Life is truly an act of magic in Canadian author de Lint's triumphant return to Newford, his fictitious North American city, with its fascinating blend of urban faerie and dreamworld adventures. When Jilly Coppercorn becomes a victim of a hit-and-run driver, her happy life as a popular Newford artist comes to a screeching halt. Half of her body, including her painting hand, no longer works properly, and the prospect of a long recovery, despite supportive friends, depresses her. Her dreams - the only escape she enjoys - connect her to friend Sophie's dreamland of Mabon. Another friend, of otherworldly origin, Joe Crazy Dog, calls it manido-aki, a place where magic dwells amid mythic creatures and e-landscapes far away from the World As It Is. Joe also knows that's where Jilly must heal what has broken inside herself to speed recovery of her physical body. Complications ensue when her friends discover that someone broke into the artist's apartment after the accident and destroyed her famous faerie paintings. De Lint introduces yet another intriguing character, the raunchy, wild and furious Raylene, as dark as Jilly is light, who deepens the mystery. Is she Jilly's shadow self, or a connection to a past Jilly would rather forget? This crazy-quilt fantasy moves from the outer to the inner world with amazing ease and should satisfy new and old fans of this prolific and gifted storyteller, whose ability to peel away layers of story could earn him the title "The Onion Man." (Nov. 1). (c) Copyright PWxyz, LLC. All rights reserved

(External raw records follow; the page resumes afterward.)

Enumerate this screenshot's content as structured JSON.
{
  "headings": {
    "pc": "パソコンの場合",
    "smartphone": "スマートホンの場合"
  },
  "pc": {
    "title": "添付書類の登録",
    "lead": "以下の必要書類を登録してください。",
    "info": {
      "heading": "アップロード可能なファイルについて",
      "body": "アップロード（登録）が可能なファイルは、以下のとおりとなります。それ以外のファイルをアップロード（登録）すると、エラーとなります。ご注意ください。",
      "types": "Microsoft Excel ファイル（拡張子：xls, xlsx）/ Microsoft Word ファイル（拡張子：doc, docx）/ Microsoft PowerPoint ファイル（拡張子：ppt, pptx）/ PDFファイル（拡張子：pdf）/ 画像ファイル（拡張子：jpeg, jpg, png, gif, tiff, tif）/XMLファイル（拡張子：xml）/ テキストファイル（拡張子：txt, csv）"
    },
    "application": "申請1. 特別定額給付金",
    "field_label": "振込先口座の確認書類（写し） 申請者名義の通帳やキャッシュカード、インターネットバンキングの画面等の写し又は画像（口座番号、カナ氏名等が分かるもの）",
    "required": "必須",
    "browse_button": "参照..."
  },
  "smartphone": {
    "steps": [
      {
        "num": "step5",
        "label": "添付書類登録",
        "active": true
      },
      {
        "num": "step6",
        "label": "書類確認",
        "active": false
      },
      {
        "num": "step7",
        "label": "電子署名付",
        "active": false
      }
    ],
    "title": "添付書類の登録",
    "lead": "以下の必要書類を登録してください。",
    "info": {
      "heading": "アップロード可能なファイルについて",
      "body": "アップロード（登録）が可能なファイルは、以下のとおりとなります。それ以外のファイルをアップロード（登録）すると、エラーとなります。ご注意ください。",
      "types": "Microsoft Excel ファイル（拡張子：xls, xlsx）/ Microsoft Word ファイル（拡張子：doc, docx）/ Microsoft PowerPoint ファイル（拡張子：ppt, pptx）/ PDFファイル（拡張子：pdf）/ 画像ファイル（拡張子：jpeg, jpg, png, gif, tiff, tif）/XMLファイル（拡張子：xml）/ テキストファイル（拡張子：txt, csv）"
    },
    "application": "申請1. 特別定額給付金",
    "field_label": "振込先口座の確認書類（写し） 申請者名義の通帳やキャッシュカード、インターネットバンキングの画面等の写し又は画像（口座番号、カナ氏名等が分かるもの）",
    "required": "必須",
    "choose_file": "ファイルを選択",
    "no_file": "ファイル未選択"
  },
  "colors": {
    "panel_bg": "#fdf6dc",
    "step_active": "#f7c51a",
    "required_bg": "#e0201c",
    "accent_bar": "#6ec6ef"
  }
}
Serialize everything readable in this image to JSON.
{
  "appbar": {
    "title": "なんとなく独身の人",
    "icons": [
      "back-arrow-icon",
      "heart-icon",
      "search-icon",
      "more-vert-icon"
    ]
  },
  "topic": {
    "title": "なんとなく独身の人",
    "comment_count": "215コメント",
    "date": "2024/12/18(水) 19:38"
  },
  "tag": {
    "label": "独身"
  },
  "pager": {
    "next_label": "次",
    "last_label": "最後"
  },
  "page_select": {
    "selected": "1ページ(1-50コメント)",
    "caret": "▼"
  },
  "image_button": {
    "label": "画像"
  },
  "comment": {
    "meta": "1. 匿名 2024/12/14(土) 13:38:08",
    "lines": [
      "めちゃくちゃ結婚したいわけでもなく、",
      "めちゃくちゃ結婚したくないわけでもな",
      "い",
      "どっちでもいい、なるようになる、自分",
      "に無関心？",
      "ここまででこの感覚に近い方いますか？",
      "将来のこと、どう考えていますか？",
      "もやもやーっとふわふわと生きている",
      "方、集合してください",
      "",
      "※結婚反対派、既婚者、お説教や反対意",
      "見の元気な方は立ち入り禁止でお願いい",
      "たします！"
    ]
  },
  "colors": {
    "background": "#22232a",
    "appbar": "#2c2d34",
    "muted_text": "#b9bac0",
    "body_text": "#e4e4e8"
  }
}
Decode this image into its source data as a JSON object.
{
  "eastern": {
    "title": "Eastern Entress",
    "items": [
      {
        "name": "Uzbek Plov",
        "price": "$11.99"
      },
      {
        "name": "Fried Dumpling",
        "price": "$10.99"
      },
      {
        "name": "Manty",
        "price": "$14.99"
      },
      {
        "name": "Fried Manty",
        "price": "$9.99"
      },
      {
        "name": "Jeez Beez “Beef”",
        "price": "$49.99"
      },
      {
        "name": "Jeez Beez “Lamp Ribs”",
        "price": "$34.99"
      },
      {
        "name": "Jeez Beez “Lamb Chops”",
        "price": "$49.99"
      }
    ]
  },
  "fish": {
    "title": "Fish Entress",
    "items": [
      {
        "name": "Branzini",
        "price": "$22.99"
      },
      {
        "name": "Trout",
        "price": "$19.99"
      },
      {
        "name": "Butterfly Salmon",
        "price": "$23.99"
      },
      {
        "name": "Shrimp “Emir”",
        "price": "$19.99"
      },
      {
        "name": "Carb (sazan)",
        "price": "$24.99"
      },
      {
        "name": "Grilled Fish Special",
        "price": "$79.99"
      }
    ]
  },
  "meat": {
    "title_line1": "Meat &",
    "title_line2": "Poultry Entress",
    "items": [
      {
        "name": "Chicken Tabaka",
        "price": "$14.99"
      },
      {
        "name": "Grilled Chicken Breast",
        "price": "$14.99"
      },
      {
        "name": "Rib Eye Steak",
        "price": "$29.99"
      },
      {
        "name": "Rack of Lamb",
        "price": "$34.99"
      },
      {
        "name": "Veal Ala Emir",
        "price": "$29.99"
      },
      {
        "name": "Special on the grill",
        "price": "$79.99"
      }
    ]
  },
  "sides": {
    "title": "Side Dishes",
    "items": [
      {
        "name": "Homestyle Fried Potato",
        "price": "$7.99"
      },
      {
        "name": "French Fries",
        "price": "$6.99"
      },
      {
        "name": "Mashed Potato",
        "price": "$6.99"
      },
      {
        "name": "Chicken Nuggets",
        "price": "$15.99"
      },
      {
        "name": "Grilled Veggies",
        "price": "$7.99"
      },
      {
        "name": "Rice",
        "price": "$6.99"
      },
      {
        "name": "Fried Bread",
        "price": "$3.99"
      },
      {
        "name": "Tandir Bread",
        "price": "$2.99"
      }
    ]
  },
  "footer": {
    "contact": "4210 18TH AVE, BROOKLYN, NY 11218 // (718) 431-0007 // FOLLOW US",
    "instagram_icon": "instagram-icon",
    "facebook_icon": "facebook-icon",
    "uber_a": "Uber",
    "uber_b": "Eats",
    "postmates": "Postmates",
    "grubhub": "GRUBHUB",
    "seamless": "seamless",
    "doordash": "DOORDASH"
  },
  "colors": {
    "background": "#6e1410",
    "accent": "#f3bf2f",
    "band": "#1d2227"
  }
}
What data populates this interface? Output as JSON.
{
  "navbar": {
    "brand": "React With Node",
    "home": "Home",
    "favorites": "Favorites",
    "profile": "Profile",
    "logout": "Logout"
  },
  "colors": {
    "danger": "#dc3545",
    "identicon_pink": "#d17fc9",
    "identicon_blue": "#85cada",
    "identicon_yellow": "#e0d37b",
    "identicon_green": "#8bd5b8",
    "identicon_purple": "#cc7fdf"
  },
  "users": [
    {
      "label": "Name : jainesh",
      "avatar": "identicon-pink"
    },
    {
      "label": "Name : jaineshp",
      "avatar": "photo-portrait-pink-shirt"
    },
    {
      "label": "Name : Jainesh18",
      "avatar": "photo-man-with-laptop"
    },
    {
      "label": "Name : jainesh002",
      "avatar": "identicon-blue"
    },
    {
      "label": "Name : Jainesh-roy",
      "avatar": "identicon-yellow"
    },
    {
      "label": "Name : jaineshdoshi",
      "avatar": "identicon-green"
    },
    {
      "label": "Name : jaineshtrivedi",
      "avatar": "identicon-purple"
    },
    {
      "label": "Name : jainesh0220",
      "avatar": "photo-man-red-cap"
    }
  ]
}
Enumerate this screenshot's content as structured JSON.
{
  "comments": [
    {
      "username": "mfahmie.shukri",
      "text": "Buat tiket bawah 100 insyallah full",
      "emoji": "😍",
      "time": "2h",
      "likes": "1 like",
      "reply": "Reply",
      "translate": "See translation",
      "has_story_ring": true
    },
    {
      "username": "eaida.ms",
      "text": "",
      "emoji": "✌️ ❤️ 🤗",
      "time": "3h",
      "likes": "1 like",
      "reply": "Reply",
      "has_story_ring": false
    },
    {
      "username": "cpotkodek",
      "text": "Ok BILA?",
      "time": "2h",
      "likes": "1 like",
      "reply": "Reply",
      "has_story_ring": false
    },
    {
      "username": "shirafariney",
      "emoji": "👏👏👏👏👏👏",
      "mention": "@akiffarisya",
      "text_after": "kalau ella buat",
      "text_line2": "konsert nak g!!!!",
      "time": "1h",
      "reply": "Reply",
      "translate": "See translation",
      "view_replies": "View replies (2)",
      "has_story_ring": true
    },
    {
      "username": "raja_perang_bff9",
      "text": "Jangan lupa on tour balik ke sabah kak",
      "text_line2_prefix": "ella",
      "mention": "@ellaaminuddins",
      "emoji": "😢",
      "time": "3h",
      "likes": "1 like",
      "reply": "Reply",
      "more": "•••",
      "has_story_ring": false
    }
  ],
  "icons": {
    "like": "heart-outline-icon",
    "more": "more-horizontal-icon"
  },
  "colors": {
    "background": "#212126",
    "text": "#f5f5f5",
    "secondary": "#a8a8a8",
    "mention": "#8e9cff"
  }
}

Library Journal Review

Jilly Coppercorn, a talented painter whose works reveal the hidden life of the magical Canadian town of Newford, lies in a hospital, the victim of an apparent car accident. As her friends gather around her, Jilly's own story comes to the fore, filled with the mysteries and secrets she has hidden from herself as well as from others. Continuing his series of novels set in a modern world that borders on a dimension of myth and legend, de Lint (Moonheart) highlights the life of one of his most popular characters. A master storyteller, he blends Celtic, Native American, and other cultures into a seamless mythology that resonates with magic and truth. A good selection for most fantasy collections. (c) Copyright 2010. Library Journals LLC, a wholly owned subsidiary of Media Source, Inc. No redistribution permitted.


Excerpts

Excerpts

Jilly Newford, April 1999 Once upon a time ... I don't know what makes me turn. Some sixth sense, prickling the hairs at the nape of my neck, I guess. I see the headlights. They fill my world and I feel like a deer, trapped in their glare. I can't move. The car starts to swerve away from me, but it's already too late. It's weird how everything falls into slow motion. There seems to be time to do anything and everything, and yet no time at all. I wait for my life to flash before my eyes, but all I get is those headlights bearing down on me. There's the squeal of tires. A rush of wind in my ears. And then the impact. Copyright (c) 2001 by Charles de Lint Excerpted from The Onion Girl by Charles De Lint All rights reserved by the original copyright owners. Excerpts are provided for display purposes only and may not be reproduced, reprinted or distributed without the written permission of the publisher.

Google Preview